Blackbird Interactive Game Studio will also move from a nearby space into a 29,000-sq.-ft. unit in the building. Spaces, a co-working company, leased another 39,000 sq. ft., and Samsung took about 20,000 sq. ft. Others will be announced soon.
PCI and Low Tide purchased the property from the trust in 2016, said Tim Grant, vice president with PCI Developments. He said they are aiming for a mix of local and global tenants.
“When we sat down with the trust early on and started talking about what our plan was, I think we all hoped it would be the types of names we’re seeing, and we’re really pleased,” he told Postmedia.
Great Northern Way would benefit from having more people and more animation around the Emily Carr campus node, Grant said.
He said the fifth and sixth floor of the building remain available for lease.
The city ultimately aims to increase the number of jobs in the 450-hectare False Creek Flats area from around 8,000 to 30,000 over the next three decades, fuelled mostly by the future St. Paul’s Hospital, as well as the new Emily Carr campus.
The plan for False Creek Flats, which is bordered by Prior and Main streets, and Clark Ave. and Great Northern Way, aims to prioritize job-creating development.
Quinn said the area is already changing as tech companies look for larger alternative spaces beyond Gastown and Yaletown.
“The (downtown) core is filling up and the tech sector has become a lot larger of a dominant factor for users,” he said. “The deal we did with Hootsuite five years ago to Mount Pleasant really woke the market up to alternative areas.
“I think Emily Carr (University) really helped out as well. It’s been a pretty quiet area and now there’s a lot of traction and demand and street appeal. The market is maturing.”
He said as many as eight companies could end up in the new building.
“More product is coming and this area will be a very sought-after tech cluster amongst the creatives and the types of companies that are there today,” Quinn said.
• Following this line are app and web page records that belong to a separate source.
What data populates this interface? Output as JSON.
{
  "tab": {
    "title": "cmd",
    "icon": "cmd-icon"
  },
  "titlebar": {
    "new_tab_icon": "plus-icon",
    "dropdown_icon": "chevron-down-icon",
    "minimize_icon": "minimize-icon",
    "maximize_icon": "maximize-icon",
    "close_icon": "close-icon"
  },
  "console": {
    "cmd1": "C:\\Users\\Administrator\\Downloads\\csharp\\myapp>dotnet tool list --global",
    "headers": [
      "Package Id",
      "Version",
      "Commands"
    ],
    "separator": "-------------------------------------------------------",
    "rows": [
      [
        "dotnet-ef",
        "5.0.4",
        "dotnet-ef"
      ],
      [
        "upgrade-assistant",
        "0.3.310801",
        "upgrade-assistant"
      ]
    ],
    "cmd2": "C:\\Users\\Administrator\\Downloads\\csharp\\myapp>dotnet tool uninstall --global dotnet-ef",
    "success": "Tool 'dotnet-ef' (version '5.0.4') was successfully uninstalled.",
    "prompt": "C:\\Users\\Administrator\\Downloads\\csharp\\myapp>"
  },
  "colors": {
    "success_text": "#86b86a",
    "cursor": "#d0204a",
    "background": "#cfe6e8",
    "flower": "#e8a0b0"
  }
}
Published on: January 24, 2018 on vancouversun.com | Last Updated: January 24, 2018 10:00 AM PST